Assignment: Examine the material below. Gather every line in which the string "rray" appears.

========================================

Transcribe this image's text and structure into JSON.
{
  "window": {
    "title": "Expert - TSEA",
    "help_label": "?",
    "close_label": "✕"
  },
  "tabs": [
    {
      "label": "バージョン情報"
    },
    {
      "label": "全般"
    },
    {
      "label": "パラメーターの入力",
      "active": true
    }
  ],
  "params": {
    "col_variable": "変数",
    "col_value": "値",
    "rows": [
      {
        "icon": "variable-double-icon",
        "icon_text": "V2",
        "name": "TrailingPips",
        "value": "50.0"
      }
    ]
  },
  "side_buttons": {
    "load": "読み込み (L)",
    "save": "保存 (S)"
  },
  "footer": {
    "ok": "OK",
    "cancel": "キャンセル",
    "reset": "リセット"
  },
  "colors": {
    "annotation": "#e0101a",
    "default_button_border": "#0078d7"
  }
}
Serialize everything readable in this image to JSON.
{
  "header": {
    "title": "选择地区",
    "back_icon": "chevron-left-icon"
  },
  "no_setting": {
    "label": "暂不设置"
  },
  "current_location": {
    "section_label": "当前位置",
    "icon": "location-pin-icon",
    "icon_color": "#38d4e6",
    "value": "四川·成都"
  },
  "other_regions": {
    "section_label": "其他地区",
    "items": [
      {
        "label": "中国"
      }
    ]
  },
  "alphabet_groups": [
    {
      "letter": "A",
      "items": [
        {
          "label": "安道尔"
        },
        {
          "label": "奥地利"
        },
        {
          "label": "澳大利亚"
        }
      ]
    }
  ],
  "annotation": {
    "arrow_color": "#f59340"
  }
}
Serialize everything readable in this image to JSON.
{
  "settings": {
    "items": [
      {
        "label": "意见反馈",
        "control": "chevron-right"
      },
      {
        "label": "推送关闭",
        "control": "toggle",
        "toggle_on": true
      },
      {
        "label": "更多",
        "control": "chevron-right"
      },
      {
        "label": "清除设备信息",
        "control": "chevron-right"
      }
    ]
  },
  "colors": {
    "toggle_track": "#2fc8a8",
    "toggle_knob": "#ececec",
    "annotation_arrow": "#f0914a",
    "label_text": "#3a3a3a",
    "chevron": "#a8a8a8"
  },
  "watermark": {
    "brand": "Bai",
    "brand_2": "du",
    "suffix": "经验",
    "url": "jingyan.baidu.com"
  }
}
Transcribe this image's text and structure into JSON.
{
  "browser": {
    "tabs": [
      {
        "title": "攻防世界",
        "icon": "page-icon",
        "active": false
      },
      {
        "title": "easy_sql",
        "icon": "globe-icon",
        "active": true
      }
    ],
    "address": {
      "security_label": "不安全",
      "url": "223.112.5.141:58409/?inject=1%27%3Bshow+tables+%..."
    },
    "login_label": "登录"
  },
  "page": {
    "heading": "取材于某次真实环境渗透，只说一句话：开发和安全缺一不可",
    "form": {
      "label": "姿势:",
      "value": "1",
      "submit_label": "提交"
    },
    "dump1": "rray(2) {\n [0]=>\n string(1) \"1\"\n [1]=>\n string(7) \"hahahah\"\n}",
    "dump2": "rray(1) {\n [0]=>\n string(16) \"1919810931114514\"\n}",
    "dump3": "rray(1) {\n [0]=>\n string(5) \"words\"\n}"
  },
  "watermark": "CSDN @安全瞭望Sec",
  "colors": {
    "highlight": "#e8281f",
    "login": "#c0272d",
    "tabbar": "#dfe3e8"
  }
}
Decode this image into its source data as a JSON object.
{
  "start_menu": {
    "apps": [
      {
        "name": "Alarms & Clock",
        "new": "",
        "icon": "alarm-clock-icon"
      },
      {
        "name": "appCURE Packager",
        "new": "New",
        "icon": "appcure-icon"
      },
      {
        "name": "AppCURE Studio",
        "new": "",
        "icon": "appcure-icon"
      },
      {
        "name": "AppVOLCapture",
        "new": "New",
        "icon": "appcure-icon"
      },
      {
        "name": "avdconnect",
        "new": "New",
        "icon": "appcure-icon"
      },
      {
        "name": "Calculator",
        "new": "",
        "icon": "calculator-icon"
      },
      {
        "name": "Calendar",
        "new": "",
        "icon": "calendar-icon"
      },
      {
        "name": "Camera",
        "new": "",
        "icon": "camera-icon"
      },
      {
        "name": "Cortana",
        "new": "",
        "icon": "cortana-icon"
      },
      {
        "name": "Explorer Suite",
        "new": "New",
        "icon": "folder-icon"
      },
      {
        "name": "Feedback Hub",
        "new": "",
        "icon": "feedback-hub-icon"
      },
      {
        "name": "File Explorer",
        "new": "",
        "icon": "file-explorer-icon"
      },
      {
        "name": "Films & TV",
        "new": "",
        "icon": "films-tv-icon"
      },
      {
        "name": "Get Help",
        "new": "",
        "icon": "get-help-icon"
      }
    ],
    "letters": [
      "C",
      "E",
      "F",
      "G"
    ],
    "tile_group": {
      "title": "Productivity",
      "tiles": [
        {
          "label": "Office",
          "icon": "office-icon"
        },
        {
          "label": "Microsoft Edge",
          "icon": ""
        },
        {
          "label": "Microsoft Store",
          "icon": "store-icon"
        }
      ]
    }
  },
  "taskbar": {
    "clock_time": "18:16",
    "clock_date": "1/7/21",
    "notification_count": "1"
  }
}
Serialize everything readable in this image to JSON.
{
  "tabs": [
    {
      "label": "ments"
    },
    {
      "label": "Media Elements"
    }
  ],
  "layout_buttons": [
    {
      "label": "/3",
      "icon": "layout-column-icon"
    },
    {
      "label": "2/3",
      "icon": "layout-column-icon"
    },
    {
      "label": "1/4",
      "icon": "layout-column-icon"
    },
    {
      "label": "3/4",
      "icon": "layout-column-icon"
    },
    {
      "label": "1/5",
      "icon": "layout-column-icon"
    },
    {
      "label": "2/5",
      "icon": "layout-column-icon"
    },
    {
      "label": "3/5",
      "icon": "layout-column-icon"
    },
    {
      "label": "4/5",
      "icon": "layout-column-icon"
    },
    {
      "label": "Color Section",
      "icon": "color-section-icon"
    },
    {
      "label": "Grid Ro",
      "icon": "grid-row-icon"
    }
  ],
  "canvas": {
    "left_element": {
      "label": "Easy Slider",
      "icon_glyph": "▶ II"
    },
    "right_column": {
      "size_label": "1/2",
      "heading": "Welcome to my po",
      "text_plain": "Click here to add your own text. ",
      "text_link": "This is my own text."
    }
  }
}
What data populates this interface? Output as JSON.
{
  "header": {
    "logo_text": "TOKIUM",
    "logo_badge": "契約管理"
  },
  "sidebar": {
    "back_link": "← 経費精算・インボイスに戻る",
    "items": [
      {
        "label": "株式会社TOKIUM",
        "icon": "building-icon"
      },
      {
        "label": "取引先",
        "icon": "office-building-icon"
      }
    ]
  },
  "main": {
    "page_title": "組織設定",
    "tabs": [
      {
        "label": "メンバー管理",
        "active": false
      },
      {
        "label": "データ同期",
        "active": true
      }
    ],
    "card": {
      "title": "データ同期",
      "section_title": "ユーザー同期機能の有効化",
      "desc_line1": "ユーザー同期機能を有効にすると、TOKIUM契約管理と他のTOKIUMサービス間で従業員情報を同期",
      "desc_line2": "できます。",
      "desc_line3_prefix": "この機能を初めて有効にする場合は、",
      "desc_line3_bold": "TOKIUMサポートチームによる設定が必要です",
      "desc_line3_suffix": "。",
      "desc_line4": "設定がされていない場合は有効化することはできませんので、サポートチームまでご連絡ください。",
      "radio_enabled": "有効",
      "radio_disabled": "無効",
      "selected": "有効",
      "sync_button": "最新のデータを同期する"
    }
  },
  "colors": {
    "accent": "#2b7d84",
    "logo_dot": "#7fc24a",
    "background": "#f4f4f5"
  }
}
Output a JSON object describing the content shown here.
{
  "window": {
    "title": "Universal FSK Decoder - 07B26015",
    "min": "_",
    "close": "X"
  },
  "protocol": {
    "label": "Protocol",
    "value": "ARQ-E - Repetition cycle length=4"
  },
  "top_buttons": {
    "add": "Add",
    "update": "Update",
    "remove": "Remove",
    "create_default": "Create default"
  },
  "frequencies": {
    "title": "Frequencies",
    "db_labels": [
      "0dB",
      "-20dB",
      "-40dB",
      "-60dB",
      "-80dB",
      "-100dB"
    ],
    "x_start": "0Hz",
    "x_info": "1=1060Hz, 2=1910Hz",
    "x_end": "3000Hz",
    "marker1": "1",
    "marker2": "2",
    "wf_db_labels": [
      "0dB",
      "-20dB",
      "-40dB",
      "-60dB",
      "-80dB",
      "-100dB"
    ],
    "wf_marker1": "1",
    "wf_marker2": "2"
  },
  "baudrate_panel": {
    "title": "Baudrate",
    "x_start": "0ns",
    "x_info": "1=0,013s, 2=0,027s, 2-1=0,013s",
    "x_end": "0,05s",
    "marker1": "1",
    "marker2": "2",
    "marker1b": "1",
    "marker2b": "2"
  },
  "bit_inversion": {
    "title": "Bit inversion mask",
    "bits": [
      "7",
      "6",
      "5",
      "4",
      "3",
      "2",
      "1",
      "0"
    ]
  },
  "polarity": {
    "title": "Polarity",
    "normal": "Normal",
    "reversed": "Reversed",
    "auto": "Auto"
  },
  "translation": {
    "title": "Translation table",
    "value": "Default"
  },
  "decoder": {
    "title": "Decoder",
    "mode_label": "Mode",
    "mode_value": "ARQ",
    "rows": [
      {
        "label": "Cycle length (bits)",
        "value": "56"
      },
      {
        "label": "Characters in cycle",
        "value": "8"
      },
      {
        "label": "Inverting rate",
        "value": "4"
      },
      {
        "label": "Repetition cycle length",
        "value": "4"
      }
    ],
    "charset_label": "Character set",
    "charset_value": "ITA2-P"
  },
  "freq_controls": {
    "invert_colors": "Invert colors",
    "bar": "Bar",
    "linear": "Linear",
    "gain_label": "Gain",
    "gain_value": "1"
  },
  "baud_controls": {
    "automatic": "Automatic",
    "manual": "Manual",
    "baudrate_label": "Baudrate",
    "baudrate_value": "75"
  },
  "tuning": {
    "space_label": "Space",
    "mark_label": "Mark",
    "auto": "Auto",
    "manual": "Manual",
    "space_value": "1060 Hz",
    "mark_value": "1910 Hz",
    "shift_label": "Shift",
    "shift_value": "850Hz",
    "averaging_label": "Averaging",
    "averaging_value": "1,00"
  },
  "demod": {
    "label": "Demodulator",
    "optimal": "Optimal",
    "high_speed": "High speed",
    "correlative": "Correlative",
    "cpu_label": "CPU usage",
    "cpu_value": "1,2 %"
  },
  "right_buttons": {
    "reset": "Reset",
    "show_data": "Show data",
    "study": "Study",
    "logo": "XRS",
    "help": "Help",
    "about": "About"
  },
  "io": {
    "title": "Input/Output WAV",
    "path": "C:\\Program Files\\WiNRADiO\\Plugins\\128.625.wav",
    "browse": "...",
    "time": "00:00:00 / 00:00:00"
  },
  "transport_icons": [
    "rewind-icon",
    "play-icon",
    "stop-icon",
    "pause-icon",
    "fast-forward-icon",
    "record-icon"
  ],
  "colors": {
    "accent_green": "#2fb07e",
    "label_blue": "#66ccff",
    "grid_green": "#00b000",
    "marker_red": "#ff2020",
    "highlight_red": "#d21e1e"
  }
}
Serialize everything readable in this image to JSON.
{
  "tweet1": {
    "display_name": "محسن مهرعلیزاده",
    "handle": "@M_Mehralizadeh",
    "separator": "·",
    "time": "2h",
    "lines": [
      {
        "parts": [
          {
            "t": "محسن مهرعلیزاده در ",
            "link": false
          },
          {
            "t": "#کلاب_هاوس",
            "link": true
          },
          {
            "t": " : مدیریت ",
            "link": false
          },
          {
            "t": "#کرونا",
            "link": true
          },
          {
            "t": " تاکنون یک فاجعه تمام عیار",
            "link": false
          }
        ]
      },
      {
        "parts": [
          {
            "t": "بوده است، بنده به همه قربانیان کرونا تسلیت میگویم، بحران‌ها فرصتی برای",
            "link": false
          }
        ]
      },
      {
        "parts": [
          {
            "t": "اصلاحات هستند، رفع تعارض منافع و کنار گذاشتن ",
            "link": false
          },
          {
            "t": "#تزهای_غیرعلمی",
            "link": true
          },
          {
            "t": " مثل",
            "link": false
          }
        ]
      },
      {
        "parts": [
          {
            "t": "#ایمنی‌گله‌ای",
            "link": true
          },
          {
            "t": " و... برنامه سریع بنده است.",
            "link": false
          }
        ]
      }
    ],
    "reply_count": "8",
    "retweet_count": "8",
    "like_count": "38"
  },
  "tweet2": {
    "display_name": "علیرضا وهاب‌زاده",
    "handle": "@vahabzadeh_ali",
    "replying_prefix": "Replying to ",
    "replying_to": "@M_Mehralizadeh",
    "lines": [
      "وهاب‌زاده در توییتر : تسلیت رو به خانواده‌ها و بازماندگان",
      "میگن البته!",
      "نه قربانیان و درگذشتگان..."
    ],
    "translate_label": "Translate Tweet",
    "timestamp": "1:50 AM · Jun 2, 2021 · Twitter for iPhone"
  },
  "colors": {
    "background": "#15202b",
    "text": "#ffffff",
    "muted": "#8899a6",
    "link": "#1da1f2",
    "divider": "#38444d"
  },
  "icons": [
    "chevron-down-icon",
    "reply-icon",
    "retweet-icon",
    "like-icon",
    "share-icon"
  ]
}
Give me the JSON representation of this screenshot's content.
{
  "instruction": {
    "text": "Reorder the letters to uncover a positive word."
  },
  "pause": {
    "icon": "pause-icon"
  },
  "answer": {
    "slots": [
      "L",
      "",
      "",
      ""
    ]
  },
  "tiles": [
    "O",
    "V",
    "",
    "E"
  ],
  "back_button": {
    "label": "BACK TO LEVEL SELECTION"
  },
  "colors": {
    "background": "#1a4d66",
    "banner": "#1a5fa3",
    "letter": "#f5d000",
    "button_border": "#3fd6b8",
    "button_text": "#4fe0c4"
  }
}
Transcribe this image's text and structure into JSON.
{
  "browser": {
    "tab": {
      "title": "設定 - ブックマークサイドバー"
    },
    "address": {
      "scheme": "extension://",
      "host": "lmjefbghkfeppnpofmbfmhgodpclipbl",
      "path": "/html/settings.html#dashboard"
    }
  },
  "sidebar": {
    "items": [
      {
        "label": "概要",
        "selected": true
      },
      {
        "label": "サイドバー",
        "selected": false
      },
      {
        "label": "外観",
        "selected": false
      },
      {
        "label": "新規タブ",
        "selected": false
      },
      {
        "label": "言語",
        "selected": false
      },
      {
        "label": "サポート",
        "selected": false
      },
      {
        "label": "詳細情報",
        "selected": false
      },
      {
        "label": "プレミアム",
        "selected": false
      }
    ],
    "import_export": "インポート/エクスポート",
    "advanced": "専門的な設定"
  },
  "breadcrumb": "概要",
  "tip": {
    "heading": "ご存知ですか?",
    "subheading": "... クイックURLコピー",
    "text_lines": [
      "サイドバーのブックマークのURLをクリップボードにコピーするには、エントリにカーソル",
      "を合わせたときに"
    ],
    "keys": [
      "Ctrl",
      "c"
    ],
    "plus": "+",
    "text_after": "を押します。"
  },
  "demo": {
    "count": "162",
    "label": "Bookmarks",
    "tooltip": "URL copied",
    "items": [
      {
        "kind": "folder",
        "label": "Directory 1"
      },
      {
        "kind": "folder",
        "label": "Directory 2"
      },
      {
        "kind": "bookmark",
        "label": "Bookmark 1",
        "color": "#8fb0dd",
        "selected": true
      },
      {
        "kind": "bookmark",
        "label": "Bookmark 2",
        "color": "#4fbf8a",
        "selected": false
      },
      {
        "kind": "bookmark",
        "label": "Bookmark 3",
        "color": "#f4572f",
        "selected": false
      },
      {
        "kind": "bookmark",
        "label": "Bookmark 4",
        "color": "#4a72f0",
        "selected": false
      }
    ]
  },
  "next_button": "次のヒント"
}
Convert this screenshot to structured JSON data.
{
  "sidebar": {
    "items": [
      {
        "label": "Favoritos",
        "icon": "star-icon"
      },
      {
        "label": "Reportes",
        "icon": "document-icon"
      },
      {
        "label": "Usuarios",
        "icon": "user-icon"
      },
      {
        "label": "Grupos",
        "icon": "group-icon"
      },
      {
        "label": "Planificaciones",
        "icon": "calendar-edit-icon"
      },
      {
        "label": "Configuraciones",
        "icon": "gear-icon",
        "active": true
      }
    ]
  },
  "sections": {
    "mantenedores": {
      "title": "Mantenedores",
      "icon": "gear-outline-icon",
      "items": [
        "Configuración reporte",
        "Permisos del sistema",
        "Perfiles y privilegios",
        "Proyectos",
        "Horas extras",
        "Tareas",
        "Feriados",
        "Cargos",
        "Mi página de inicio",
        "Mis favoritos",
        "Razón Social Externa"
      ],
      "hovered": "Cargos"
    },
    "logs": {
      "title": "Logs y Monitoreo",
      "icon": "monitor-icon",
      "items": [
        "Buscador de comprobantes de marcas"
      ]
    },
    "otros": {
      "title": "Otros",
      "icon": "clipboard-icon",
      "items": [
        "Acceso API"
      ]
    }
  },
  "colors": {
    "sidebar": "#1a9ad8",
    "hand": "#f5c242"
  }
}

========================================

Result of this exercise:
    "dump1": "rray(2) {\n [0]=>\n string(1) \"1\"\n [1]=>\n string(7) \"hahahah\"\n}",
    "dump2": "rray(1) {\n [0]=>\n string(16) \"1919810931114514\"\n}",
    "dump3": "rray(1) {\n [0]=>\n string(5) \"words\"\n}"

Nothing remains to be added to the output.